“It will be seen as a bit of fiddling while Rome burns,” she told BBC News NI.
‘Not hard government’
“A few decisions about a few public appointments is not what people need: they need serious stuff or an assembly back.
Image caption Felicity Huston oversaw public appointments made by Stormont ministers for a number of years
“People will not understand why she’s doing these things, public appointments are not complex. This is not hard government she has taken on.”
Under devolution, the power to appoint the Attorney General is held by the first and deputy first ministers.
But the Stormont executive collapsed two years ago, due to a row over a flawed renewable energy scheme.
The political deadlock means many decisions have been left in departmental in-trays, until such times as devolution is restored.
Last year, the secretary of state passed a law through the Commons that gave UK government ministers the power to make some public appointments to the NI Policing Board, the Probation Board and the Police Ombudsman.
Image copyright Charles McQuillan Image caption Stormont has been in deep freeze since the political institutions collapsed in 2017
More appointments regulations have been placed before Parliament that are likely to be approved this month.
They will allow Mrs Bradley to re-appoint the Attorney General position, the Children and Young People’s Commissioner, as well as members of the Victims and Survivors Commission and the Livestock and Meat Commission.
While the secretary of state has moved to take some appointment powers, there are a wide range of issues that she has said remain matters for devolved government.

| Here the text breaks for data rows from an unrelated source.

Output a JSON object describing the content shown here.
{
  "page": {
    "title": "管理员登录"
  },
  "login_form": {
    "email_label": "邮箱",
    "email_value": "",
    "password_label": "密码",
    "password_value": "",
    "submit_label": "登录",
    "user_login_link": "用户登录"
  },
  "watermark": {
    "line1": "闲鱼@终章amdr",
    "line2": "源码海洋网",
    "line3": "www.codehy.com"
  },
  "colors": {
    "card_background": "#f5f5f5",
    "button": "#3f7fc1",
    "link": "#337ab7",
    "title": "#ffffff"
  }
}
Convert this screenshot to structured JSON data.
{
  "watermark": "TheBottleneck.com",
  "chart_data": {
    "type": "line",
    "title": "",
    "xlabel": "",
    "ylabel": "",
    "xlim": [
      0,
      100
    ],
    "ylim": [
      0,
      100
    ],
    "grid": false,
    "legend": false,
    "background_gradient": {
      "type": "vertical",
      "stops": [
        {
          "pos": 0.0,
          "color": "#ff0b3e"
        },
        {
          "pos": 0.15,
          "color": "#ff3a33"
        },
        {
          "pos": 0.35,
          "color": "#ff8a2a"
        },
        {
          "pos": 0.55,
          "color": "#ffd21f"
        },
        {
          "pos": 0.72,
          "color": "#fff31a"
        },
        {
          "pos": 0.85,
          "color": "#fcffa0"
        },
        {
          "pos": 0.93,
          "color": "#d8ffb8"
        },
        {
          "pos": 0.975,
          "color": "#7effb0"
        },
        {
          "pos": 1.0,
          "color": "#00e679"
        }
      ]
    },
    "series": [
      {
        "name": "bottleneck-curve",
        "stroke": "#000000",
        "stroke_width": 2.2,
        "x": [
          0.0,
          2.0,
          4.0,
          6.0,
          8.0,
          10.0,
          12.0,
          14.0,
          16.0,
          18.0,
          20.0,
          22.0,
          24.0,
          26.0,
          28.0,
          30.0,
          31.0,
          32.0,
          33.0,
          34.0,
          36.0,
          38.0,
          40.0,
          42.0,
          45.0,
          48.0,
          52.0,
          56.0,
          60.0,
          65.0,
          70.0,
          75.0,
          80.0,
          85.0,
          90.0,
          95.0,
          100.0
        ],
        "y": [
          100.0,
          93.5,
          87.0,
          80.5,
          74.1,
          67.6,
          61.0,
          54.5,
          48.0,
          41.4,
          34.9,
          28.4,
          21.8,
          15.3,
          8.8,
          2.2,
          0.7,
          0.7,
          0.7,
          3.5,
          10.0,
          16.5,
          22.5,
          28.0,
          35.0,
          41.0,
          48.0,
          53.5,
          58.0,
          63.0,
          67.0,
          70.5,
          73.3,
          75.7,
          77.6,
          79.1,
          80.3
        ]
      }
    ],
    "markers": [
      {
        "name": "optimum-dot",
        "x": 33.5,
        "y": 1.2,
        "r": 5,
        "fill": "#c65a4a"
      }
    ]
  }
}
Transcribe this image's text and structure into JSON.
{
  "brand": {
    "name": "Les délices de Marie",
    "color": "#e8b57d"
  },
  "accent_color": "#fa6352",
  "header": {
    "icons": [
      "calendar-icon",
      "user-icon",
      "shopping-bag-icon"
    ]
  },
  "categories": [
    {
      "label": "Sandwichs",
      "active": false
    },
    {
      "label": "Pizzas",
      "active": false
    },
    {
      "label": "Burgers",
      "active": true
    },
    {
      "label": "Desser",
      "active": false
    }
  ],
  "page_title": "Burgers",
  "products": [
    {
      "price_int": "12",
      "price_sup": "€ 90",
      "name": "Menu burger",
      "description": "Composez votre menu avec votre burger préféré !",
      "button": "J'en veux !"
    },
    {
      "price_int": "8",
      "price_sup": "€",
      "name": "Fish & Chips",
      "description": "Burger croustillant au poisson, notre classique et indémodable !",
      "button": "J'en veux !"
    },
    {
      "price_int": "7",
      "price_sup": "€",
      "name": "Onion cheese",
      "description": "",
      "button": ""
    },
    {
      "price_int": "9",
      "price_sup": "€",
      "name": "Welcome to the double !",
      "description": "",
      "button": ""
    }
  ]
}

They include implementing significant health reform through the Bengoa report, and a compensation scheme for victims of Historical Institutional Abuse (HIA).